The UN’s International Day of Women and Girls in Science is 11th February this year. The day draws attention to the significant gender gap which persists at all levels of STEM disciplines all over the world. Even though women have made tremendous progress towards increasing their participation in high education, they are still underrepresented in these fields.  

All this week, from Monday through to Sunday, Fawcett will be showcasing women who are #SmashingStereotypes through their work in our #ShakeUpSTEM guest series. 

Together we can #ShakeUpSTEM!

Our #ShakeUpSTEM advocate today is Temi Lasade-Anderson, a marketer in the tech industryShe tweets at: @Temilasade

If you Google 'tech employee,' you would be forgiven for thinking that that working in tech requires you to be both white and male. You would also think that being someone who works in tech requires you to stare at screens with lines of code. 


The Google image search results aren't wrong, per se — white men are the majority of tech employees. But the search results do not represent what you must look like to belong in tech. The images are exclusionary. They represent an old-fashioned view of what it means to work in tech. One where white, male developers are the default. 


Please listen when I say: this is changing. 


I work in tech. I'm black, a woman, and I'm not a developer — I'm a marketer. I don't have a Computer Science, Engineering, Science or Math degree. I graduated with a Bachelor of Arts, Honours in English Literature and Language. During university, I explored my fascination with the Internet by working as a Social Media Manager for my university while I was a student, back before "social media marketing" was a recognised marketing tactic. After university, I spent the first five years of my career working at digital advertising agencies, leading digital marketing campaigns for companies like eBay, Google, The Financial Times, Stella Artois, Maclaren and many more. 


I left the agency world in 2015 and decided to freelance while working remotely. This is how I became more embedded in the startup ecosystem. I worked alongside entrepreneurs who were launching new products and features. Then, I worked for Mozilla as a marketing specialist. Here I got an inside view of what it meant to work at a major software company. Now, I contract at software companies as a senior marketer, Ieading teams and writing marketing strategies that achieve business objectives. I ended up in tech because I have an aptitude for marketing and I'm passionate about the intersection of the Internet and society. 


There's space for everyone in tech. 


Deciding what you're going to do after school is scary and stressful. At 29, I'm *still* changing and figuring out how I want to use my skills myself. Here a few tips that can help you identify what you want to do. 


1) It's never too early to start ⏳ 

The Internet is weird and wonderful and useful. You can learn pretty much anything on the Web. There are plenty of free coding camps for girls online, and even the V&A provides resources. 


2) Fight the fear and do it anyway 🙈 

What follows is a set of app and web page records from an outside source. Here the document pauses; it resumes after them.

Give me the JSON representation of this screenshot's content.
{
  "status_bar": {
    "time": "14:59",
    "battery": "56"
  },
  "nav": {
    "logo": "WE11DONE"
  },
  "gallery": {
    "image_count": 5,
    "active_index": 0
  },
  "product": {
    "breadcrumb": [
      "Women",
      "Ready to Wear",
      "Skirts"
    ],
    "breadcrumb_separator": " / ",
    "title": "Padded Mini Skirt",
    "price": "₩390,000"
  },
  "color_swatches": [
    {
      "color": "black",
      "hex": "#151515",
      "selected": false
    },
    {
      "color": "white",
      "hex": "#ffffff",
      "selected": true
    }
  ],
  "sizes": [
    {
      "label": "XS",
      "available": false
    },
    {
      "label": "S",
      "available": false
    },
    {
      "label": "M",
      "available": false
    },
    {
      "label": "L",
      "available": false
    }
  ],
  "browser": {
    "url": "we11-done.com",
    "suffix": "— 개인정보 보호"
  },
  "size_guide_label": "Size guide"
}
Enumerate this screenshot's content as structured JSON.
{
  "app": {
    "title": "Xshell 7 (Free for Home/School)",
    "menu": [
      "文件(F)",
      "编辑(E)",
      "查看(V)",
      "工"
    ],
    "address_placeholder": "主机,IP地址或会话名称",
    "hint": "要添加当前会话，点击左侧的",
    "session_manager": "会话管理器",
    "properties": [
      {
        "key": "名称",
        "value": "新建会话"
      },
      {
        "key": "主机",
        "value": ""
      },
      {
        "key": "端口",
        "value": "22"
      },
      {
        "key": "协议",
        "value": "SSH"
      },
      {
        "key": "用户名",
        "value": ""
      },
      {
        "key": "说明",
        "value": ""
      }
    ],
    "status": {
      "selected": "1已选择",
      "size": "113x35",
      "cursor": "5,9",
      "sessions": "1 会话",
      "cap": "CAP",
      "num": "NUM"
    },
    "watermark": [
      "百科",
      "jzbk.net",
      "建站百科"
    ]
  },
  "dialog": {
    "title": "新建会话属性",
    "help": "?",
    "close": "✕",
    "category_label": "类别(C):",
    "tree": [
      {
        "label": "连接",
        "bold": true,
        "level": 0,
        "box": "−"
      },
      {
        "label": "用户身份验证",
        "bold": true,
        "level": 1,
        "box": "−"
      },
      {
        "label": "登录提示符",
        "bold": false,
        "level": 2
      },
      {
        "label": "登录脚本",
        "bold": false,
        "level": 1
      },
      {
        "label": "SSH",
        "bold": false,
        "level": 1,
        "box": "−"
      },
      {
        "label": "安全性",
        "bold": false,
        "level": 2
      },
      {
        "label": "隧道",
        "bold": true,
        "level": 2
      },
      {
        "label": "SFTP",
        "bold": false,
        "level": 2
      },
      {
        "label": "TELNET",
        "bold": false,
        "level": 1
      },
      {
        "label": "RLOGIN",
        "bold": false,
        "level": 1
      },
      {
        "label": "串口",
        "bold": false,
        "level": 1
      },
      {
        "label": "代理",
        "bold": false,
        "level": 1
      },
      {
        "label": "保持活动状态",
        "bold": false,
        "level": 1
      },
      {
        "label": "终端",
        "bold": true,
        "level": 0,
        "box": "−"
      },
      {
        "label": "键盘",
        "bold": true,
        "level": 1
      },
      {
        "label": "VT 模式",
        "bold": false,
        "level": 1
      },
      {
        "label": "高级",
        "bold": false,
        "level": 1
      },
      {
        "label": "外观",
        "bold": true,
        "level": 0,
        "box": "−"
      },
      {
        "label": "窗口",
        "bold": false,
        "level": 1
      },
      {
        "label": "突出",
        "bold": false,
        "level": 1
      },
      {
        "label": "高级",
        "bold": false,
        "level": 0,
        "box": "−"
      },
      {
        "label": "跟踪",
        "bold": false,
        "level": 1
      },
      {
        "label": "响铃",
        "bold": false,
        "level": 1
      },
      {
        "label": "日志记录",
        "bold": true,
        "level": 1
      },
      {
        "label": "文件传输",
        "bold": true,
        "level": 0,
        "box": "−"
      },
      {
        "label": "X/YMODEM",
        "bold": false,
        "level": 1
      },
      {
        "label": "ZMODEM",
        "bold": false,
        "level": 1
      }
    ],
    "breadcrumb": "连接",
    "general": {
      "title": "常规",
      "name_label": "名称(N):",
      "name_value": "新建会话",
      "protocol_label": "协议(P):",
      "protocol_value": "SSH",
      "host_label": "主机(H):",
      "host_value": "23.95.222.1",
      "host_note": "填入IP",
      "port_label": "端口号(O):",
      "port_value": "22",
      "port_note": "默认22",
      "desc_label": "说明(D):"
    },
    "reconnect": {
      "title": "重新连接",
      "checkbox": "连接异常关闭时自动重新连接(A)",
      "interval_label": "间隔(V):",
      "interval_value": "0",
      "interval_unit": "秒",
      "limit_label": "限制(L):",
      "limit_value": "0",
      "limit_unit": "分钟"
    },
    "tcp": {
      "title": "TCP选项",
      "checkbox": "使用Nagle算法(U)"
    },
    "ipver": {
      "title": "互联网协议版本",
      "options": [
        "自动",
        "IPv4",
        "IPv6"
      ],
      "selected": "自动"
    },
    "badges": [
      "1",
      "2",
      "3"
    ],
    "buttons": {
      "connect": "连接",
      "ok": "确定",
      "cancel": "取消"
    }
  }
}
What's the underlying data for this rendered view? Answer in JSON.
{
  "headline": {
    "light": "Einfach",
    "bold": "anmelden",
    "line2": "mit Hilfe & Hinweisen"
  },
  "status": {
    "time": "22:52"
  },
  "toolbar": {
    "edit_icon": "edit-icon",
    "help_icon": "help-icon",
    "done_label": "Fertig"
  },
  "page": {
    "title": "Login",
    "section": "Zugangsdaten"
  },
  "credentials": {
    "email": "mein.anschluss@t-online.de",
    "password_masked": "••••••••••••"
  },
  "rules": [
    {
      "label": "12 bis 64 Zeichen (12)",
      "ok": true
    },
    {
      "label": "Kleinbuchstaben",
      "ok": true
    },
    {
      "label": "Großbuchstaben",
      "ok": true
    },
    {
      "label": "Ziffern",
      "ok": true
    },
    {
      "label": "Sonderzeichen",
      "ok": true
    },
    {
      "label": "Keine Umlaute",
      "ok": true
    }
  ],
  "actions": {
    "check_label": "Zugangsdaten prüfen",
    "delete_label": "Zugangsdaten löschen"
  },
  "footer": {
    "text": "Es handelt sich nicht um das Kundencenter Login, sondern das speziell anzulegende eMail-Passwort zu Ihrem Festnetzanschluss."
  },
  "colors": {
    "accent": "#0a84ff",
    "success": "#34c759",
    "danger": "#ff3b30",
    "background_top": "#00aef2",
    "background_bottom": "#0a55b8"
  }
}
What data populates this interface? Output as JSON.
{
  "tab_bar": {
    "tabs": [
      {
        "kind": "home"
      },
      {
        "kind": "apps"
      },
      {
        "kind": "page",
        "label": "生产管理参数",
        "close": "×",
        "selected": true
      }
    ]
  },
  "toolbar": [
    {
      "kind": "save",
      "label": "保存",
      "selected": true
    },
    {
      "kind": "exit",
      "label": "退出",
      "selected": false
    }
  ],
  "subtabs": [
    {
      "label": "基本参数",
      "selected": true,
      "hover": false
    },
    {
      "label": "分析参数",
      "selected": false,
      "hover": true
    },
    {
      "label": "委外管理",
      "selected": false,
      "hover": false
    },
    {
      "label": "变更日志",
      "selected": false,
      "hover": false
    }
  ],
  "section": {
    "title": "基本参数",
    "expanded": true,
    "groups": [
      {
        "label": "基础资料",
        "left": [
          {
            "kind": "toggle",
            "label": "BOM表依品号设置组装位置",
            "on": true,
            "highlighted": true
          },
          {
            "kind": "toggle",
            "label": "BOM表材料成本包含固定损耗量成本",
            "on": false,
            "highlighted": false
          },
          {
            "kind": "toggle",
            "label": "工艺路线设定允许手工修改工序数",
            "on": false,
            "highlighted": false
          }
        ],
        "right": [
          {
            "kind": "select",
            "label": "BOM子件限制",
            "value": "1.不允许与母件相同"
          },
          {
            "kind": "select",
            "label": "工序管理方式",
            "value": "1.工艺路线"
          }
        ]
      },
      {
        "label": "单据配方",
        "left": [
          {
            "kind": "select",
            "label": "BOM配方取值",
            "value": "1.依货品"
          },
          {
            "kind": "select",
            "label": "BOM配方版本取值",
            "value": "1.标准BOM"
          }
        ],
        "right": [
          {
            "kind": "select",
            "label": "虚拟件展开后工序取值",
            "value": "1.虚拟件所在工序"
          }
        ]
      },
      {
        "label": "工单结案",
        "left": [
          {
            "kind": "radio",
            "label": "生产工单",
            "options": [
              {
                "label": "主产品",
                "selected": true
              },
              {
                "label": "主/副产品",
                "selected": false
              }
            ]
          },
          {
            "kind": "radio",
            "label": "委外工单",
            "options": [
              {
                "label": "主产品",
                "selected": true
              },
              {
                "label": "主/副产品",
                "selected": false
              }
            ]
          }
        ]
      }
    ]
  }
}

Fear is real. Fear of the unknown is more real. Fear of our own perceived inability is the realist. Try to ignore the voice in your head that tells you that you "can't." So you're an art student and you think you might want to code? Or, you excel at science, but have a burning desire to design fonts? Go for it. The only limitations are the ones we put on ourselves. It also helps if you find like minded people. Product Hunt is a great community for makers in tech of all ages and backgrounds, and so is Women Make, a Telegram group for women in tech. 


3) Just Do It ✔️ 

One of the best ways of determining what you find interesting or what you're good at is by doing. If you have an idea for an app, a website, a community or a product - make it! There are so many tools to help you create without code. Remember; it doesn't have to be perfect. Do it alone or with friends. Look at The Trill Project for inspiration of friends coming together to build something. Five highschool girls from the US made an anonymous social media network for mental health. They built a community where their peers can be honest about their feelings in way that makes them still feel safe. That could be you. 


4) Find your #WCW 😍👩🏾‍💻👯‍♀ 

I wish I had someone to aspire to that also looked like me when I was younger. Thankfully, the tech world is becoming more diverse 🙌🏾; so, find someone who interests you and research them! Read up about their backstory. It's likely they didn't have it all figured out in the beginning, either. Representation is important because it shows us what is possible. 


The International Day of Women and Science is the United Nations aim of increasing the number of women in Science, Technology, Engineering and Math (STEM) disciplines worldwide. Hopefully my story shows you that even if you have a non-traditional route into tech, there's space for you here. 

By Temi Lasade-Anderson

Follow the rest our #ShakeUpSTEM guest series on the Fawcett blog


We've come so far in a century of campaigning for gender equality, but our work isn't over yet. 

Create a fairer and more equal society by becoming a Fawcett member today. Together we can end sexism and misogyny for good.